Definitely some brilliantly clever ideas filmmakers have come up with here. What a wonder it is to experience the creativity & ingenuity of accomplished artists. Some of these are interesting on a surface level for their quirkiness (Soundcheck & Collector). Others draw us in for the fascinating lives they explore (Point of View & Vocal Adventurer). A couple are amusing for their wit, albeit short lived (Bodo & Bone Supremacy). But when all is said & done, there are only 2 you will remember (Wake Up & Awake), because as Phillip Bloom says, "They connect on an emotional level."
The best question any filmmaker can ask, especially of a short piece or commercial, is; "What am I saying?" If you were to take all your script, storyboarding, location scouting, talent, costuming, set dressing, amazing camera tricks, brilliant editing, sound FX, post production visual wizardry, titling, music, soundtrack… everything, & distill it down into on clear concise mission statement in one sentence… what would it be?
That's why Awake is the best of the bunch. It's so much deeper than any of the others. He masterfully treads that fine line of going too far & being maudlin or sentimental, but never crosses over, because it's his own family, it's real. Very believable, totally sincere. We can actually see it in the son's eyes, this is life & death. The film's mission statement only emerges in the final seconds, but it's so clarion clear & unambiguous, simple yet profoundly powerful...
"For something this important, it has to be a Rode."
I didn't really like 'Lifes a soundcheck' - but that guy has a huge following on vimeo and elsewhere so it looks like he could take it. The whole 'guy wakes up, puts his feet on the floor, brushes his teeth' thing seems to be a complete cliche in short films these days.

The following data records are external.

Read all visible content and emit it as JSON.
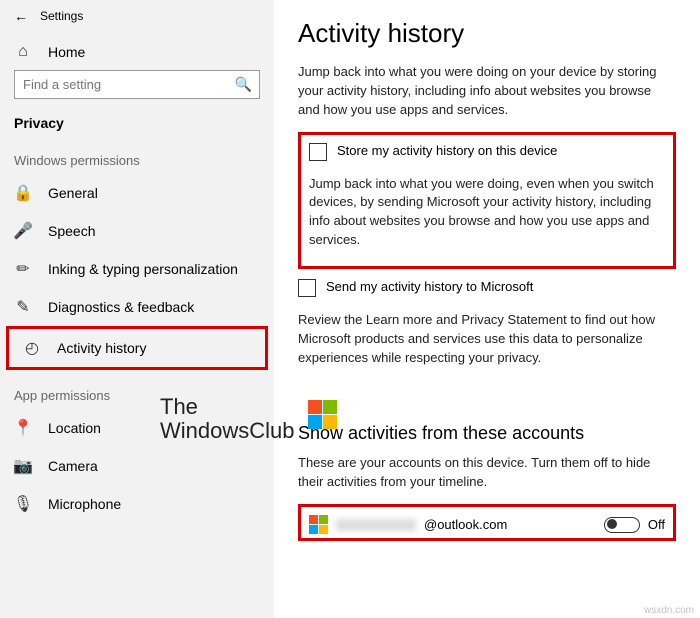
{
  "app": {
    "title": "Settings"
  },
  "sidebar": {
    "home": "Home",
    "search_placeholder": "Find a setting",
    "category": "Privacy",
    "group_permissions": "Windows permissions",
    "items": [
      {
        "label": "General"
      },
      {
        "label": "Speech"
      },
      {
        "label": "Inking & typing personalization"
      },
      {
        "label": "Diagnostics & feedback"
      },
      {
        "label": "Activity history"
      }
    ],
    "group_app": "App permissions",
    "app_items": [
      {
        "label": "Location"
      },
      {
        "label": "Camera"
      },
      {
        "label": "Microphone"
      }
    ]
  },
  "main": {
    "title": "Activity history",
    "intro": "Jump back into what you were doing on your device by storing your activity history, including info about websites you browse and how you use apps and services.",
    "check_store": "Store my activity history on this device",
    "sync_text": "Jump back into what you were doing, even when you switch devices, by sending Microsoft your activity history, including info about websites you browse and how you use apps and services.",
    "check_send": "Send my activity history to Microsoft",
    "review_text": "Review the Learn more and Privacy Statement to find out how Microsoft products and services use this data to personalize experiences while respecting your privacy.",
    "accounts_title": "Show activities from these accounts",
    "accounts_desc": "These are your accounts on this device. Turn them off to hide their activities from your timeline.",
    "account_email_suffix": "@outlook.com",
    "toggle_state": "Off"
  },
  "watermark": {
    "line1": "The",
    "line2": "WindowsClub"
  },
  "footer": "wsxdn.com"
}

Interestingly both 'Awake' and 'Birthday Girl Blues' run well over 2 minutes; according to the rules the videos were meant to be no less than 30 seconds and no more than 2 minutes in duration. I find it surprising that they got through to the finals for this reason.

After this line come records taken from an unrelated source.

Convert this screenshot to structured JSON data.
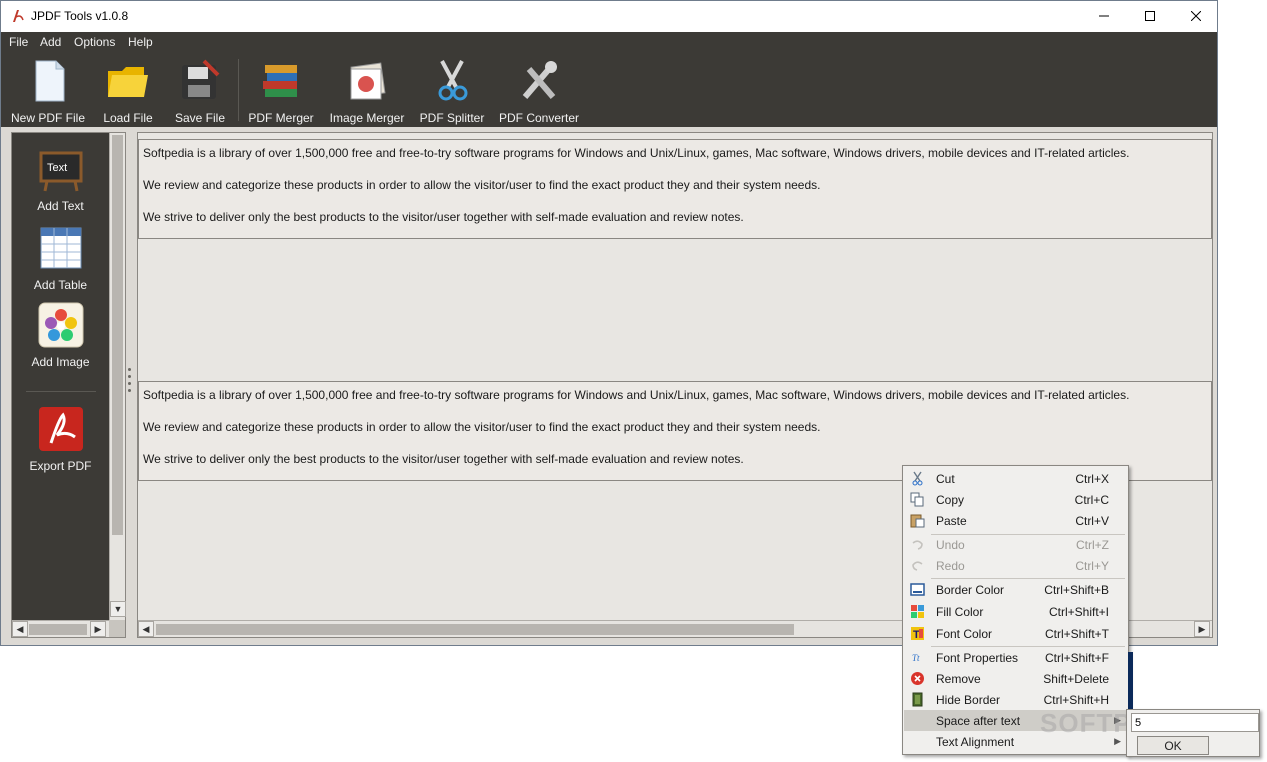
{
  "window": {
    "title": "JPDF Tools v1.0.8"
  },
  "menu": [
    "File",
    "Add",
    "Options",
    "Help"
  ],
  "toolbar": [
    {
      "label": "New PDF File",
      "icon": "new-pdf-file-icon"
    },
    {
      "label": "Load File",
      "icon": "folder-icon"
    },
    {
      "label": "Save File",
      "icon": "floppy-disk-icon"
    },
    {
      "label": "PDF Merger",
      "icon": "book-stack-icon"
    },
    {
      "label": "Image Merger",
      "icon": "image-stack-icon"
    },
    {
      "label": "PDF Splitter",
      "icon": "scissors-icon"
    },
    {
      "label": "PDF Converter",
      "icon": "tools-icon"
    }
  ],
  "sidebar": [
    {
      "label": "Add Text",
      "icon": "text-board-icon"
    },
    {
      "label": "Add Table",
      "icon": "table-icon"
    },
    {
      "label": "Add Image",
      "icon": "image-flower-icon"
    },
    {
      "label": "Export PDF",
      "icon": "acrobat-icon"
    }
  ],
  "text_blocks": [
    {
      "lines": [
        "Softpedia is a library of over 1,500,000 free and free-to-try software programs for Windows and Unix/Linux, games, Mac software, Windows drivers, mobile devices and IT-related articles.",
        "We review and categorize these products in order to allow the visitor/user to find the exact product they and their system needs.",
        "We strive to deliver only the best products to the visitor/user together with self-made evaluation and review notes."
      ]
    },
    {
      "lines": [
        "Softpedia is a library of over 1,500,000 free and free-to-try software programs for Windows and Unix/Linux, games, Mac software, Windows drivers, mobile devices and IT-related articles.",
        "We review and categorize these products in order to allow the visitor/user to find the exact product they and their system needs.",
        "We strive to deliver only the best products to the visitor/user together with self-made evaluation and review notes."
      ]
    }
  ],
  "context_menu": {
    "items": [
      {
        "label": "Cut",
        "shortcut": "Ctrl+X",
        "icon": "scissors-icon",
        "enabled": true
      },
      {
        "label": "Copy",
        "shortcut": "Ctrl+C",
        "icon": "copy-icon",
        "enabled": true
      },
      {
        "label": "Paste",
        "shortcut": "Ctrl+V",
        "icon": "paste-icon",
        "enabled": true
      },
      {
        "label": "Undo",
        "shortcut": "Ctrl+Z",
        "icon": "undo-icon",
        "enabled": false
      },
      {
        "label": "Redo",
        "shortcut": "Ctrl+Y",
        "icon": "redo-icon",
        "enabled": false
      },
      {
        "label": "Border Color",
        "shortcut": "Ctrl+Shift+B",
        "icon": "border-color-icon",
        "enabled": true
      },
      {
        "label": "Fill Color",
        "shortcut": "Ctrl+Shift+I",
        "icon": "fill-color-icon",
        "enabled": true
      },
      {
        "label": "Font Color",
        "shortcut": "Ctrl+Shift+T",
        "icon": "font-color-icon",
        "enabled": true
      },
      {
        "label": "Font Properties",
        "shortcut": "Ctrl+Shift+F",
        "icon": "font-properties-icon",
        "enabled": true
      },
      {
        "label": "Remove",
        "shortcut": "Shift+Delete",
        "icon": "remove-icon",
        "enabled": true
      },
      {
        "label": "Hide Border",
        "shortcut": "Ctrl+Shift+H",
        "icon": "hide-border-icon",
        "enabled": true
      },
      {
        "label": "Space after text",
        "shortcut": "",
        "icon": "",
        "enabled": true
      },
      {
        "label": "Text Alignment",
        "shortcut": "",
        "icon": "",
        "enabled": true
      }
    ]
  },
  "submenu": {
    "space_value": "5",
    "ok_label": "OK"
  },
  "watermark": "SOFTPEDIA",
  "colors": {
    "toolbar_bg": "#3c3a36",
    "content_bg": "#dcd9d4",
    "highlight": "#cfcdc8"
  }
}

However, I have to say the one I like most is 'Birthday Girl Blues' as it is quite a beautifully rounded little documentary, and features lots of subtle little effects used sparingly.
I was also surprised to see how few of the finalists were short fiction films, rather than actual documentaries, given that the idea was ostensibly to find someone to film a rockumentary. While I imagine the director of 'Birthday Girl Blues' would be well suited to direct a rockumentary based upon his work, it would be impossible to know if the director of 'Lifes a souncheck' would be able based upon a very controlled short film.
Anyhow, it will be interesting to see the actual final result.
Motion has a star field (a couple) particle emitter or replicator templates in the library. Just reverse the direction of the particles and add motion blur. Or create a new particle source that's got some streaking in it.
So, we entered the original Rode Rockumentary back in 2012, with our documentary called Soundcheck. Now in 2015 the same team decided to come back with a new story. Though, in truth we couldn't come up with a new story, so we decided to remix the original story, and remix the original song. And the result is Soundcheck - the Remix.
Back in 2012 we based the story around technology enabling artists; the case in point being Rode microphones who make good quality equipment at affordable prices.
This time we decided to focus on tradition, rather than technology. Our Ugandan musicians went back to their roots and reconstructed the original song with traditional instruments, which we then brought back into the studio and made a remix fusing the old and the new.
We wrapped filming last week, and we're currently editing the project at the moment.
We have some behind the scenes stuff at our Facebook page; please like us if thats your thing!